This was no ordinary hotel. Our taxi driver took an enormous circuit to find the only way in, up a one-way street as narrow as a Pyrenees Pass.
The Hotel Garonne hides away, down below the ancient bridge over the river, just off the city centre. It’s so tiny and intimate, they serve you breakfast on a big tray in your room. Reception doubles as the bar.
I counted 30 steps from front desk to our room, redecorated in
warm red and beige, dominated by a big oval mirror ringed with Japanese characters. www.hotelgaronne.com,
Ten strides over the narrow street is the hotel’s own Restaurant le 19. This former medieval fish cellar is all wood panels and terracotta bricks under a curved ceiling. Submit to whatever delights are on the menu, e.g. cream of watercress soup with warm oysters; magret of duckling with ginger and crushed apples; baked red snapper with spider-crab sauce; saffron-flavored sabayon with ice cream made from unpasteurized milk.
Temporary events and exhibitions:
Rio Loco Festival (world music) has an appropriate theme for 2016: The Celtic World, taking in Ireland, Scotland, Isle of Man, Wales, Cornwall, Galicia, Asturias and
Brittany. (14th – 19th June) : www.rioloco.org
”Sacred Science” continues until August 2016, as an opening event at the new site of the Quai des Savoirs (in the Science Quarter between the
Université Fédérale and the Muséum). It aims to
“promote and share scientific, technical and
industrial culture” which asking such questions as “The Earth is round.
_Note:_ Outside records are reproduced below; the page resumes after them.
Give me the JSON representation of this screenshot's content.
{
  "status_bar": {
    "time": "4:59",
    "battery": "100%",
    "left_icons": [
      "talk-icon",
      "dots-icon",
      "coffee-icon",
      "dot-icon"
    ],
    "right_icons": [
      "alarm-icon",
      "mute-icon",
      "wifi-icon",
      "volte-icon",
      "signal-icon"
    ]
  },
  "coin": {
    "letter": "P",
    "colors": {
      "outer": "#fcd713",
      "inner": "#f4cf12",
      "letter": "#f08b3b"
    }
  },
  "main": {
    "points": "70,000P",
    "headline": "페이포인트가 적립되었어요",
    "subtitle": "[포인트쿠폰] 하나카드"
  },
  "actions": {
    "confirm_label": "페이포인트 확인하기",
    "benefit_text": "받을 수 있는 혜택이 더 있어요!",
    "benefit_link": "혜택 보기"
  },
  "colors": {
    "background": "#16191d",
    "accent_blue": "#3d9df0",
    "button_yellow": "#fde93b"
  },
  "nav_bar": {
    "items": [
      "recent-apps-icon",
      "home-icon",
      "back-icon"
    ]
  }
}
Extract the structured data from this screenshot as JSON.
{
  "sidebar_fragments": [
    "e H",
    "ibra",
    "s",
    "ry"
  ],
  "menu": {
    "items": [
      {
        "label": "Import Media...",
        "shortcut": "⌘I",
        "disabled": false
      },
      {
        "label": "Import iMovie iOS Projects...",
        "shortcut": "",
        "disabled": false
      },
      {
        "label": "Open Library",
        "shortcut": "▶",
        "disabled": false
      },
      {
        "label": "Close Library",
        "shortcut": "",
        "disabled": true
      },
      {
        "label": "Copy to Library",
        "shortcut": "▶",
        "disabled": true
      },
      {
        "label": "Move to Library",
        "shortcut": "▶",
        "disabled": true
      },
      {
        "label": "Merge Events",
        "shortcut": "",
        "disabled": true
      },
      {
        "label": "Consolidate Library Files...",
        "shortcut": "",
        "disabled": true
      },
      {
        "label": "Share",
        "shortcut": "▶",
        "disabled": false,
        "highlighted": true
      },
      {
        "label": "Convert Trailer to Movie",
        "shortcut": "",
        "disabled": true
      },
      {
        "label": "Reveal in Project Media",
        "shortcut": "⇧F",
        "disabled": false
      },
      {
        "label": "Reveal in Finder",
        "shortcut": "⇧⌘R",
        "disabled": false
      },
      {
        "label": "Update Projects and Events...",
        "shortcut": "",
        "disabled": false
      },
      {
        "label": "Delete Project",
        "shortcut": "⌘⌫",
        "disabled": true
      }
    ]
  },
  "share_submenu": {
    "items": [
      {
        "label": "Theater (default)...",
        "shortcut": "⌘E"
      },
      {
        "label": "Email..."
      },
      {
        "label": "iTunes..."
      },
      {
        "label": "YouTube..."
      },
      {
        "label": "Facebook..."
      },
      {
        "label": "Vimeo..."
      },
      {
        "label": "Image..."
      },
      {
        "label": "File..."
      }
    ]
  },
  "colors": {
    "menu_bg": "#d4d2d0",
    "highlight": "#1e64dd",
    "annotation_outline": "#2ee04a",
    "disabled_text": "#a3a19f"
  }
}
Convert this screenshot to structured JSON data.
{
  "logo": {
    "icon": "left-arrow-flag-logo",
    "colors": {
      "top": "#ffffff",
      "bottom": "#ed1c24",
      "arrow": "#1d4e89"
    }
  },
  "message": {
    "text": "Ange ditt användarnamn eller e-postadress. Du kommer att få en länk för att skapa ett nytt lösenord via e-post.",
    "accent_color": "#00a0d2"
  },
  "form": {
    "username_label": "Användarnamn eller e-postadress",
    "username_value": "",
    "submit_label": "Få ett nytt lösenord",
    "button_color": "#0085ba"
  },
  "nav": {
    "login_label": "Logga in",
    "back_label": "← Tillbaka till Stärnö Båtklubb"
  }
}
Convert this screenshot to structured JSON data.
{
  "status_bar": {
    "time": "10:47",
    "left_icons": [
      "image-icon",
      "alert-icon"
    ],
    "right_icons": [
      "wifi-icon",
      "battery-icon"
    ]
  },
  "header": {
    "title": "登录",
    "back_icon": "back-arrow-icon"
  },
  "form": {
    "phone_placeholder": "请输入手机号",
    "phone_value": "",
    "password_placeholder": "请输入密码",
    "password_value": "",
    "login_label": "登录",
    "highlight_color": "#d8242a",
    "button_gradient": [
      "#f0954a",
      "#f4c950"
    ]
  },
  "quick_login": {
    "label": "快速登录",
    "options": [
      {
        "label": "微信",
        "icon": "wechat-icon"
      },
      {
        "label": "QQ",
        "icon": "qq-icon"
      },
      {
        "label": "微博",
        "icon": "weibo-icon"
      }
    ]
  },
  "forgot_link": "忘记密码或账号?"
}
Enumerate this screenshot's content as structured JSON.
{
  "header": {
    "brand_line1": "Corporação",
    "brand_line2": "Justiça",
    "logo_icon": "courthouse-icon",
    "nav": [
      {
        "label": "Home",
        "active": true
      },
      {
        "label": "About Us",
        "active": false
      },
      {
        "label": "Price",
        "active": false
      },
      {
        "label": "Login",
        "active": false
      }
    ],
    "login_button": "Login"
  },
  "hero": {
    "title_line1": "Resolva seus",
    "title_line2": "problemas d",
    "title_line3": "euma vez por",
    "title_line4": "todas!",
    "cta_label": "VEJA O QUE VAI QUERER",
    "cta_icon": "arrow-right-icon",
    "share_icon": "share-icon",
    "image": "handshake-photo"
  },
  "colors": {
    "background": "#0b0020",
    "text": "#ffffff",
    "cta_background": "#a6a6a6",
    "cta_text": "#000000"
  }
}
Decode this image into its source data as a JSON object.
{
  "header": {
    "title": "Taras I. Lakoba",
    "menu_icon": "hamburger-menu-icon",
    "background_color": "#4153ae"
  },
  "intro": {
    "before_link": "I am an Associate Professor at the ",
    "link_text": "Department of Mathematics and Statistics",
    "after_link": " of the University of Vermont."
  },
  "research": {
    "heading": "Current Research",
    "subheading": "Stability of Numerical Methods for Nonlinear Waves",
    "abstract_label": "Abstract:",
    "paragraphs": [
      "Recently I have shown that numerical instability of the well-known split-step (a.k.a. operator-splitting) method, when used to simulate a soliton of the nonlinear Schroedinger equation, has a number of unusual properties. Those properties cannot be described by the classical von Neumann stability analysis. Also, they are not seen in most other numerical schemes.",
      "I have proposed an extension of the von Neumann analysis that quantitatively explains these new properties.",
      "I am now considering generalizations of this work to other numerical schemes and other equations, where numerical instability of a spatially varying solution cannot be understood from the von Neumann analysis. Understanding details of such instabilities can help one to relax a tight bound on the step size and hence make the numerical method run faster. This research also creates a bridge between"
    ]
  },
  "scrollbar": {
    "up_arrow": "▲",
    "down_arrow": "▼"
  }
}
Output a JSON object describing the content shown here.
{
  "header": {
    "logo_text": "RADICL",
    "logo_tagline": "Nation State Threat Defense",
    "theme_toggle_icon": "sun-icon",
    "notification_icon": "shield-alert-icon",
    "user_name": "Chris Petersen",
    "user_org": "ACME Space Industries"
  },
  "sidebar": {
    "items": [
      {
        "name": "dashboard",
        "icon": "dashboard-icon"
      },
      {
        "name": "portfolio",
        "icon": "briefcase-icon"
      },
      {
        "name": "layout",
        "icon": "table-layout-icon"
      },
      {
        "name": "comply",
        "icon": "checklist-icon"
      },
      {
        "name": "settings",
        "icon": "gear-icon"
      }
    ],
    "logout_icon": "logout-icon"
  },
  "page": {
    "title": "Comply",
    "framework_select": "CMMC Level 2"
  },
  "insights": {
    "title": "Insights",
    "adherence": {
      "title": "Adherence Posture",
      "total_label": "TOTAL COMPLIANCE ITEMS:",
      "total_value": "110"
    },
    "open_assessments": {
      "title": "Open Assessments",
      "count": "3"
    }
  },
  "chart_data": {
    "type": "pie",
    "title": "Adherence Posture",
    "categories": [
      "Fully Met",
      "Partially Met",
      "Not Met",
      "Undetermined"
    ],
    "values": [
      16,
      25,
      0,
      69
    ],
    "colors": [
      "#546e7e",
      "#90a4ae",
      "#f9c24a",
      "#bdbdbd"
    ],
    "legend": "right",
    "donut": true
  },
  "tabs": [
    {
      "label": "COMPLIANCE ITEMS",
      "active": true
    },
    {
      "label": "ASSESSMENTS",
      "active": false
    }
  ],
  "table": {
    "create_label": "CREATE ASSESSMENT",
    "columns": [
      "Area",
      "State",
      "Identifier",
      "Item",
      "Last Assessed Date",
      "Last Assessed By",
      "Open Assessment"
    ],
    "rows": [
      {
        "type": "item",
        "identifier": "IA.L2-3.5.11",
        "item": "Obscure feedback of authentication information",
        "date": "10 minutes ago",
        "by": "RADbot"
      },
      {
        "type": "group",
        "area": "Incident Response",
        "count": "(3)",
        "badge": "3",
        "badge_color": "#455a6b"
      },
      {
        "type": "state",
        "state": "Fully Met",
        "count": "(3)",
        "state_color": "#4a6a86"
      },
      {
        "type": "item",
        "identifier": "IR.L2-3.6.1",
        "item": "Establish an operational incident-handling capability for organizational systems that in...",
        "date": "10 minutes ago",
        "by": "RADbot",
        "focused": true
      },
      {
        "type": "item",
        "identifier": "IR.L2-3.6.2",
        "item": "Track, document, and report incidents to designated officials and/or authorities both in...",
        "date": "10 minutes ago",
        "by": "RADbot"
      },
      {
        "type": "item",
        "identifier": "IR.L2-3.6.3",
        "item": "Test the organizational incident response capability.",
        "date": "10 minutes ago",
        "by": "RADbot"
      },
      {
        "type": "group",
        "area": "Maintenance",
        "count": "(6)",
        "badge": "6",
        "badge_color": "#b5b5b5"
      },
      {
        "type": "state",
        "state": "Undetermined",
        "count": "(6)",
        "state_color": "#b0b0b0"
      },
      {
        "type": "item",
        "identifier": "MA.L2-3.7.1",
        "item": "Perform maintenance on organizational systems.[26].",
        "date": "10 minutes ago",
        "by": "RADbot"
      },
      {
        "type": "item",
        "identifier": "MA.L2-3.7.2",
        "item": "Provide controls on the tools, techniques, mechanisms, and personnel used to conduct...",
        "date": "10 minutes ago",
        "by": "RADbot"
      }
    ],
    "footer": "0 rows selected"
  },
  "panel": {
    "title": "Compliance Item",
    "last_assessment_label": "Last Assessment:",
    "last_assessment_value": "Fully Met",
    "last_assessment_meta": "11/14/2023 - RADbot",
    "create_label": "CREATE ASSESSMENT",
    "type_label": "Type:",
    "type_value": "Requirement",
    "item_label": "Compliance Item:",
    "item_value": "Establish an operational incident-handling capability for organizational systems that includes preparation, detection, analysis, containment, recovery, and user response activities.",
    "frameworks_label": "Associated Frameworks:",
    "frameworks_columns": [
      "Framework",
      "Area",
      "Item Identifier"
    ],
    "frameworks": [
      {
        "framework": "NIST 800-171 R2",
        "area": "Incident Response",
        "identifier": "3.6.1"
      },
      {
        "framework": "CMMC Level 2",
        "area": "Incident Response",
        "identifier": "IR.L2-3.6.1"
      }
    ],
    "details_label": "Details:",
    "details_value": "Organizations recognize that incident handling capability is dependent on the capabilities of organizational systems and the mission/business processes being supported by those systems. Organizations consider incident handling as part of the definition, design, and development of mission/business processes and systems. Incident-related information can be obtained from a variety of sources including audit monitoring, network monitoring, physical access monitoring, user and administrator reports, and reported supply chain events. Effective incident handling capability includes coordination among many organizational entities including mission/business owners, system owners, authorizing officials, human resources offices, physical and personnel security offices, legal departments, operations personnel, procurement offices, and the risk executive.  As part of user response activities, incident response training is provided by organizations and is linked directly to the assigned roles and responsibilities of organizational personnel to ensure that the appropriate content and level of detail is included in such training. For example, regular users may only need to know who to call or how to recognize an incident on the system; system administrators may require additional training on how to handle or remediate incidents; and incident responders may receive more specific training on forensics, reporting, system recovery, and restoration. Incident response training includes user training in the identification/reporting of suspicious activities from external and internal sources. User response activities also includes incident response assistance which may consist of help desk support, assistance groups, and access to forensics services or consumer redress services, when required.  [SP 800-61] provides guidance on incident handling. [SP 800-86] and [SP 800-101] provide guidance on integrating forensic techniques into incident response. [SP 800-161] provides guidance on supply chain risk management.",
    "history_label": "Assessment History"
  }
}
But is Space curved?
What about Time, does it truly exist?”
The Euro 2016 football stadium is in the heart of the city, on the Ile du Ramier. It was entirely renovated for the championships.
Rugby enthusiasts might be particularly interested in a museum for the Stade Toulousain rugby team, which opened in 2016 on the 1st floor of the
café Le Dauphin (city centre): on display are posters, press cuttings, flags, signs and billboards recalling the history of this illustrious club.
In the Augustins Museum there’s a new work sitting ”at the crossroads of architecture, art and design” in which a designer has reinterpreted the museum’s Hall of Columns. It centres on XI and XII C stonework from the three most important religious buildings in Toulouse: the
basilicas of La Daurade and Saint-Sernin, and Saint-Étienne Cathedral. Augustins Museum- www.augustins.org
In 2016 the Chapel of the Virgin at the Jacobins Convent is open
to the public for the first time.
There’s a choice of walking trips (from the Vins Vignes et Voyages agency) which include a gourmet food walk and dinner. It takes in the Victor Hugo
market, for an introduction to speciality foods of
the South-West, and a wine cellar to select wine pairings for
those ingredients. Then clients choose a desert in the
best patisserie in town. They take the finished meal in a Toulouse apartment.
The Tourist Office offers architectural walks, taking in department stores, markets, museums and homes, all created or transformed by renowned architects, from 1945 until now.
Another walk follows the story of the Dominicans in Toulouse, the city that gave birth to this religious order. It visits the
Saint-Romain priory, the Jacobins Convent and Maison Seilhan.
The writer travelled by Eurostar and TGV, www.raileurope.co.uk